● Your instructions: The entries are to be output word for word, with the pictures omitted.
--- Entries supplied Enclosed Below ---
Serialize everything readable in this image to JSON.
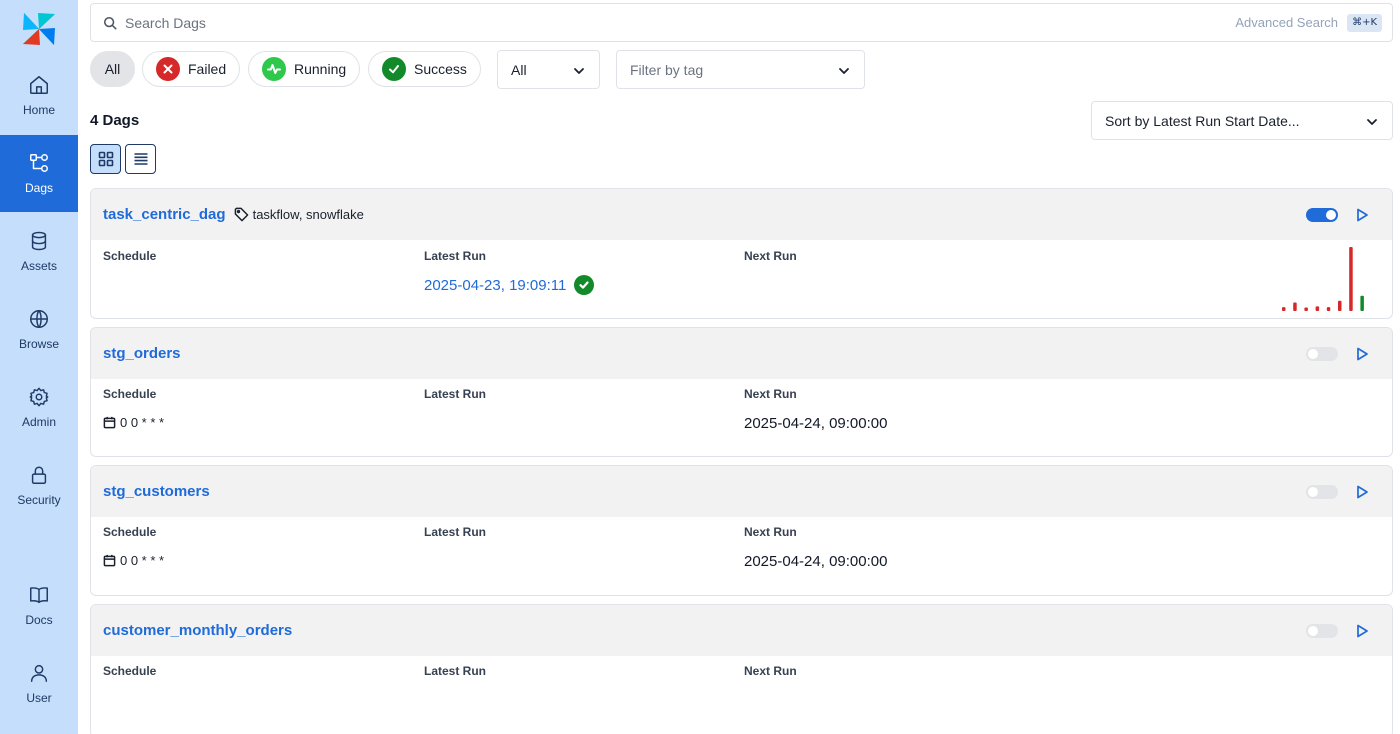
{
  "sidebar": {
    "items": [
      {
        "label": "Home",
        "icon": "home-icon"
      },
      {
        "label": "Dags",
        "icon": "dags-icon",
        "active": true
      },
      {
        "label": "Assets",
        "icon": "database-icon"
      },
      {
        "label": "Browse",
        "icon": "globe-icon"
      },
      {
        "label": "Admin",
        "icon": "gear-icon"
      },
      {
        "label": "Security",
        "icon": "lock-icon"
      },
      {
        "label": "Docs",
        "icon": "book-icon"
      },
      {
        "label": "User",
        "icon": "user-icon"
      }
    ]
  },
  "search": {
    "placeholder": "Search Dags",
    "advanced_label": "Advanced Search",
    "shortcut": "⌘+K"
  },
  "filters": {
    "all_label": "All",
    "failed_label": "Failed",
    "running_label": "Running",
    "success_label": "Success",
    "paused_select_value": "All",
    "tag_placeholder": "Filter by tag"
  },
  "colors": {
    "accent": "#1f6bd9",
    "sidebar_bg": "#c5defb",
    "failed": "#d62828",
    "running": "#2ec84a",
    "success": "#128a2a"
  },
  "summary": {
    "count_label": "4 Dags",
    "sort_label": "Sort by Latest Run Start Date..."
  },
  "columns": {
    "schedule": "Schedule",
    "latest_run": "Latest Run",
    "next_run": "Next Run"
  },
  "dags": [
    {
      "name": "task_centric_dag",
      "tags": "taskflow, snowflake",
      "enabled": true,
      "schedule": "",
      "latest_run": "2025-04-23, 19:09:11",
      "latest_state": "success",
      "next_run": "",
      "recent_runs": [
        {
          "state": "failed",
          "duration": 1.1
        },
        {
          "state": "failed",
          "duration": 2.4
        },
        {
          "state": "failed",
          "duration": 1.0
        },
        {
          "state": "failed",
          "duration": 1.3
        },
        {
          "state": "failed",
          "duration": 1.1
        },
        {
          "state": "failed",
          "duration": 2.9
        },
        {
          "state": "failed",
          "duration": 18.0
        },
        {
          "state": "success",
          "duration": 4.3
        }
      ]
    },
    {
      "name": "stg_orders",
      "tags": "",
      "enabled": false,
      "schedule": "0 0 * * *",
      "latest_run": "",
      "next_run": "2025-04-24, 09:00:00"
    },
    {
      "name": "stg_customers",
      "tags": "",
      "enabled": false,
      "schedule": "0 0 * * *",
      "latest_run": "",
      "next_run": "2025-04-24, 09:00:00"
    },
    {
      "name": "customer_monthly_orders",
      "tags": "",
      "enabled": false,
      "schedule": "",
      "latest_run": "",
      "next_run": ""
    }
  ]
}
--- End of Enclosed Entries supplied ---
● Solution for this exercise:
Serialize everything readable in this image to JSON.
{
  "sidebar": {
    "items": [
      {
        "label": "Home",
        "icon": "home-icon"
      },
      {
        "label": "Dags",
        "icon": "dags-icon",
        "active": true
      },
      {
        "label": "Assets",
        "icon": "database-icon"
      },
      {
        "label": "Browse",
        "icon": "globe-icon"
      },
      {
        "label": "Admin",
        "icon": "gear-icon"
      },
      {
        "label": "Security",
        "icon": "lock-icon"
      },
      {
        "label": "Docs",
        "icon": "book-icon"
      },
      {
        "label": "User",
        "icon": "user-icon"
      }
    ]
  },
  "search": {
    "placeholder": "Search Dags",
    "advanced_label": "Advanced Search",
    "shortcut": "⌘+K"
  },
  "filters": {
    "all_label": "All",
    "failed_label": "Failed",
    "running_label": "Running",
    "success_label": "Success",
    "paused_select_value": "All",
    "tag_placeholder": "Filter by tag"
  },
  "colors": {
    "accent": "#1f6bd9",
    "sidebar_bg": "#c5defb",
    "failed": "#d62828",
    "running": "#2ec84a",
    "success": "#128a2a"
  },
  "summary": {
    "count_label": "4 Dags",
    "sort_label": "Sort by Latest Run Start Date..."
  },
  "columns": {
    "schedule": "Schedule",
    "latest_run": "Latest Run",
    "next_run": "Next Run"
  },
  "dags": [
    {
      "name": "task_centric_dag",
      "tags": "taskflow, snowflake",
      "enabled": true,
      "schedule": "",
      "latest_run": "2025-04-23, 19:09:11",
      "latest_state": "success",
      "next_run": "",
      "recent_runs": [
        {
          "state": "failed",
          "duration": 1.1
        },
        {
          "state": "failed",
          "duration": 2.4
        },
        {
          "state": "failed",
          "duration": 1.0
        },
        {
          "state": "failed",
          "duration": 1.3
        },
        {
          "state": "failed",
          "duration": 1.1
        },
        {
          "state": "failed",
          "duration": 2.9
        },
        {
          "state": "failed",
          "duration": 18.0
        },
        {
          "state": "success",
          "duration": 4.3
        }
      ]
    },
    {
      "name": "stg_orders",
      "tags": "",
      "enabled": false,
      "schedule": "0 0 * * *",
      "latest_run": "",
      "next_run": "2025-04-24, 09:00:00"
    },
    {
      "name": "stg_customers",
      "tags": "",
      "enabled": false,
      "schedule": "0 0 * * *",
      "latest_run": "",
      "next_run": "2025-04-24, 09:00:00"
    },
    {
      "name": "customer_monthly_orders",
      "tags": "",
      "enabled": false,
      "schedule": "",
      "latest_run": "",
      "next_run": ""
    }
  ]
}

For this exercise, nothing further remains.